Stroll the trails of the Faro Arboretum, and drive up Blind Creek Road for sheep viewing at Mount Mye Sheep Centre. Faro offers a full range of visitor services and amenities, including the Campbell Region Interpretive Centre, an impressive log building that houses local information, interpretive displays, as well as Fireside chats and other talks, walks, and seasonal activities. For more information, call 1-867-994-2288 (May to September), or view The Frozen Mukluk (Faro’s monthly newsletter) online at www.faroyukon.ca, search “Faro,Yukon” on facebook, or follow Faro on twitter: @faroyukon .

For a longer exploration, hike, bike, snowmachine, snowshoe or ski the beautiful Dena Cho Trail, a traditional route used by the Kaska people travelling to Mount Mye. The 67.7 km multi-use trail, which connects the communities of Faro and Ross River, takes the average hiker three to four days, and has 2 small cabins along the trail for rest or overnight stays.

In the heart of Faro is the John Connolly Campground: a full service campground operating between May & September. For more information, please contact the Campbell Region Interpretive Centre at 1-867-994-2288.

Also within the Municipal Boundary is a Yukon Government campground at Johnson Lake.

Faro offers opportunities for both summer and winter recreation. Hiking trails, an arboretum, and many wildlife/scenic-viewing stations are well established.  Local leisure activities include slo-pitch softball, squash, swimming in the seasonal pool, cross-country skiing, hockey, figure skating, and a variety of regular and occasional activities and services at the Faro Recreation Centre such as squash courts, weight room, badminton, children’s playgroup, and a Youth Lounge. During the afternoon, everyone can enjoy the offerings of The Kettle Café inside the Recreation Centre, serving cappuchino, espresso, fresh baking, and a variety of teas and summer drinks. The Kettle Café is a joint venture between the Town of Faro & the Del Van Gorder School and is operated by local students.

Faro also has a recreational nine-hole golf course and a driving range right in the middle of Town. Golf carts and accessories are also available for rent at the Campbell Region Interpretive Centre.

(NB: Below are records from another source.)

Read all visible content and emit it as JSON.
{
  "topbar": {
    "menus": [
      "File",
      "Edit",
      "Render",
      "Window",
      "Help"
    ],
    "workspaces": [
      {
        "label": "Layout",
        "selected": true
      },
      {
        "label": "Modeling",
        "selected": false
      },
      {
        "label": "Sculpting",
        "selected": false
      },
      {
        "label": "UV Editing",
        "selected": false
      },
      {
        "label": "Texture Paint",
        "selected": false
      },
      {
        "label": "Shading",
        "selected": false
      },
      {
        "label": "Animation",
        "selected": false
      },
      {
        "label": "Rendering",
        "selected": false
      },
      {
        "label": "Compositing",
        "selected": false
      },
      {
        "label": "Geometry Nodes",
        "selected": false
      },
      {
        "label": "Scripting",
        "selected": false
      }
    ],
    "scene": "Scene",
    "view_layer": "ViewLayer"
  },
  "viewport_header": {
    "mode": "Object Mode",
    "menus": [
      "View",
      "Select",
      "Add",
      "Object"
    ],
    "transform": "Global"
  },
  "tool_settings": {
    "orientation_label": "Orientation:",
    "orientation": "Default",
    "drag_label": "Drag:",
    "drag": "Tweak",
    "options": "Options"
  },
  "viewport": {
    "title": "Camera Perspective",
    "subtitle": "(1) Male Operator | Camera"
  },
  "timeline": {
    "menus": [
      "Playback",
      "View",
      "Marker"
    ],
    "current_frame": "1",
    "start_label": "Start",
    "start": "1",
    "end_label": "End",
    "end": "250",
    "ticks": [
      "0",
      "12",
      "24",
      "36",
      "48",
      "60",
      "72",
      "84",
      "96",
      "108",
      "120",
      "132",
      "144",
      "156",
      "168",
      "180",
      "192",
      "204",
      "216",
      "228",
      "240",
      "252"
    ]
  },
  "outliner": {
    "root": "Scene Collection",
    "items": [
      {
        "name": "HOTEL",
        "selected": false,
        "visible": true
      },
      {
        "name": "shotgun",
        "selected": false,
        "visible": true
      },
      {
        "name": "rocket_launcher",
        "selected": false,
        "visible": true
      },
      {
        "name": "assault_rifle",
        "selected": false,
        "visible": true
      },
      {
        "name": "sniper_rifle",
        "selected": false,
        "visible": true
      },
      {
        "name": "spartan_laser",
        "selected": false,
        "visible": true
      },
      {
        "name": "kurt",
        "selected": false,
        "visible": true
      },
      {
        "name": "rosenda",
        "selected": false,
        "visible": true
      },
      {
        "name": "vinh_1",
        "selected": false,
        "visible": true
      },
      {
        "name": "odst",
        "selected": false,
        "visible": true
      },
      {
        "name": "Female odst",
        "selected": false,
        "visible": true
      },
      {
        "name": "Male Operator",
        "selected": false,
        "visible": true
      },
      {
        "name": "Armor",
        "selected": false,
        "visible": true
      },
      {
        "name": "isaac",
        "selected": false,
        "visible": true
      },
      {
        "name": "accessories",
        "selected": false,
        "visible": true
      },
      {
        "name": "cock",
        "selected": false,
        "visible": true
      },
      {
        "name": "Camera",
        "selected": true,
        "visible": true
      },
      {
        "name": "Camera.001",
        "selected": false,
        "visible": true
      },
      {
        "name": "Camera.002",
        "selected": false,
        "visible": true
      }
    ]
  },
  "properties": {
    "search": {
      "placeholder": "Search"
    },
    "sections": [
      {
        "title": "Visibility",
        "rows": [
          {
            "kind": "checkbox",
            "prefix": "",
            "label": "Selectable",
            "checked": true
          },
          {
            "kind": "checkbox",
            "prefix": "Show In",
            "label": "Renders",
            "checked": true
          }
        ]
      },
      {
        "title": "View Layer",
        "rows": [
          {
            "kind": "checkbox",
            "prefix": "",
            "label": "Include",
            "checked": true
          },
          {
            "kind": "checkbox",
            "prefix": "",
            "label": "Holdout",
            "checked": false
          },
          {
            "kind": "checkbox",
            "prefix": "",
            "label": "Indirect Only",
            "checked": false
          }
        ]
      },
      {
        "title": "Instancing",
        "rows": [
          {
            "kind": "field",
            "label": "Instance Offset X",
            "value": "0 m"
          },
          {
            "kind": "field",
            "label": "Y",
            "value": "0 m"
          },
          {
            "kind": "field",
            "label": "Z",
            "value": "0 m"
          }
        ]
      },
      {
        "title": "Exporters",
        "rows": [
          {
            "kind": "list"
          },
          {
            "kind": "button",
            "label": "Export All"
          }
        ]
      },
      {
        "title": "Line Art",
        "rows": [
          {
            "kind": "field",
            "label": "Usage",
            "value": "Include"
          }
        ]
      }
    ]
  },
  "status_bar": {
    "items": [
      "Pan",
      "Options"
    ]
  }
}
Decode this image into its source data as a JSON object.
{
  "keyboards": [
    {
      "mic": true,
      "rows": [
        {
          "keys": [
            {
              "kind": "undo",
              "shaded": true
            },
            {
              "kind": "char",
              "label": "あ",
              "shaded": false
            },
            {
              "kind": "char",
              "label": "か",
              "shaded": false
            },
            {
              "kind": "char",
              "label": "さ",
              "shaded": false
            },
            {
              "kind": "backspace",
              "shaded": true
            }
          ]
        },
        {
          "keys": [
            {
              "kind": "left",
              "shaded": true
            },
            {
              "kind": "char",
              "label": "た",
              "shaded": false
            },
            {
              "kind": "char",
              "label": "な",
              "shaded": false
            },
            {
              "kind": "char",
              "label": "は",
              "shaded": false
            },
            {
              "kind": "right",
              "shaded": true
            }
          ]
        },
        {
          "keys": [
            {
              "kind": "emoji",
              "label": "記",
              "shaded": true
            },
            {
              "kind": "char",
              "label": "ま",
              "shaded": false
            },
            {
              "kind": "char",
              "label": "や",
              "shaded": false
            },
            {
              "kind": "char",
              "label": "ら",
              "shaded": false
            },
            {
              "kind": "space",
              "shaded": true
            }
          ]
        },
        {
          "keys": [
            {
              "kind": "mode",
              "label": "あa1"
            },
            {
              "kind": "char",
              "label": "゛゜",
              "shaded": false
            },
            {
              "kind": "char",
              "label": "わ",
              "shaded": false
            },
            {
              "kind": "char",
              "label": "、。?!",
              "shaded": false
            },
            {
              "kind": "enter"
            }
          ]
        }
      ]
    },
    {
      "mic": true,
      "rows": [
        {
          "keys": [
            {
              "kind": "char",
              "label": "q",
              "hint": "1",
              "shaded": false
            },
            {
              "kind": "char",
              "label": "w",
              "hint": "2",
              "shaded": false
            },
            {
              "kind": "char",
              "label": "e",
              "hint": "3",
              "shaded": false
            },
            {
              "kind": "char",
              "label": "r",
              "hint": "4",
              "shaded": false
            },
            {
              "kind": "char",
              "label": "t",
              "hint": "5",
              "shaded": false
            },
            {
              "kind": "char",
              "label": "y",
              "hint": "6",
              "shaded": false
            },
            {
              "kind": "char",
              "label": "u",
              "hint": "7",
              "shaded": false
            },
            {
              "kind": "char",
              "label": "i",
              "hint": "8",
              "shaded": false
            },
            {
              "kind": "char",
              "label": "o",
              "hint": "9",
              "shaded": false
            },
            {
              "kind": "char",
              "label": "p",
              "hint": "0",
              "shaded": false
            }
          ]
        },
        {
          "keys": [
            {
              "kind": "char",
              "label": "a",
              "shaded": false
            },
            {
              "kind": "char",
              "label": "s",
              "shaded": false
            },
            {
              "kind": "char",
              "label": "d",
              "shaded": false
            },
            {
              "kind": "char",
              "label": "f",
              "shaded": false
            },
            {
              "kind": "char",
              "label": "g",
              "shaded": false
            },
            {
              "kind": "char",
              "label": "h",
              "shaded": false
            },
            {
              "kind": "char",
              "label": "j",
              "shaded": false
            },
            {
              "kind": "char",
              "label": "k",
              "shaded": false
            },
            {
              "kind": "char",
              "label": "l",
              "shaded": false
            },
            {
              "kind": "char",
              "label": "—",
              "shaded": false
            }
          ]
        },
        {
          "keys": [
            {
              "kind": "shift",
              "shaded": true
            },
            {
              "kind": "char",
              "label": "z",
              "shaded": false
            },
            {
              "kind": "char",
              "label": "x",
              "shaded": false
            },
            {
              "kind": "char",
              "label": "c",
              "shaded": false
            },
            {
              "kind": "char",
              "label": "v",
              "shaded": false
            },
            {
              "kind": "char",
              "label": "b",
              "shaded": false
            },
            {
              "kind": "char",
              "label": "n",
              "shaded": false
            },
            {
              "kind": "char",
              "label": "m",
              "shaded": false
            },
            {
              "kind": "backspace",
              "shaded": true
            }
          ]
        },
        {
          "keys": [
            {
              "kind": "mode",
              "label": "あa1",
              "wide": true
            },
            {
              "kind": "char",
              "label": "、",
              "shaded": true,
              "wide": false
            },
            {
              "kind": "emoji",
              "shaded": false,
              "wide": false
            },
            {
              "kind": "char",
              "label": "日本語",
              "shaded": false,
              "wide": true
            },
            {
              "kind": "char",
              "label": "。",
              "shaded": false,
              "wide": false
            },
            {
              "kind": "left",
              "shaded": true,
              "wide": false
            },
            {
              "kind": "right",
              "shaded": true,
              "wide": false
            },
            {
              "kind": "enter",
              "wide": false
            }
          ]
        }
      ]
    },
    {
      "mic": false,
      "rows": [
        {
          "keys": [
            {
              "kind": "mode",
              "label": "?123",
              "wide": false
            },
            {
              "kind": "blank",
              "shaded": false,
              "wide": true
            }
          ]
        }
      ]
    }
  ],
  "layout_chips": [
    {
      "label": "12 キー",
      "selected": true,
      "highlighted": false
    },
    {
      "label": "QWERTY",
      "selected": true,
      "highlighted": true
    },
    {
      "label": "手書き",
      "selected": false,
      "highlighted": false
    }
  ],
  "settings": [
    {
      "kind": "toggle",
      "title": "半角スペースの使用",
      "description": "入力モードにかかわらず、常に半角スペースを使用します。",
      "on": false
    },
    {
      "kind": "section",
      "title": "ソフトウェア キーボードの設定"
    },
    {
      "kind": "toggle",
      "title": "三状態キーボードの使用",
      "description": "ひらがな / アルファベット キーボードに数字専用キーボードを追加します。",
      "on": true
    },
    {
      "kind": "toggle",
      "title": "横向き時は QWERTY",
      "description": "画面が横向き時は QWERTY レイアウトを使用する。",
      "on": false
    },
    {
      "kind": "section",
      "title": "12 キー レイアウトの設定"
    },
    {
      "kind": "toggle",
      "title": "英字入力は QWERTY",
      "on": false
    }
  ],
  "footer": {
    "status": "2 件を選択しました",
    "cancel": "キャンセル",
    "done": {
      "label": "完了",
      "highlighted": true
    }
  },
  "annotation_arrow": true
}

Johnson Lake and Fish Eye Lake provide space for outdoor recreation, including swimming, water-skiing, fishing, and boating. Johnson Lake also supports a float-plane base.

The Anvil Range Arts Society operates a seasonal gallery in the heart of Faro in summer, featuring the works of local artists, crafters, and photographers. The Society also offers workshops, facilitated by it’s local members.

More Information?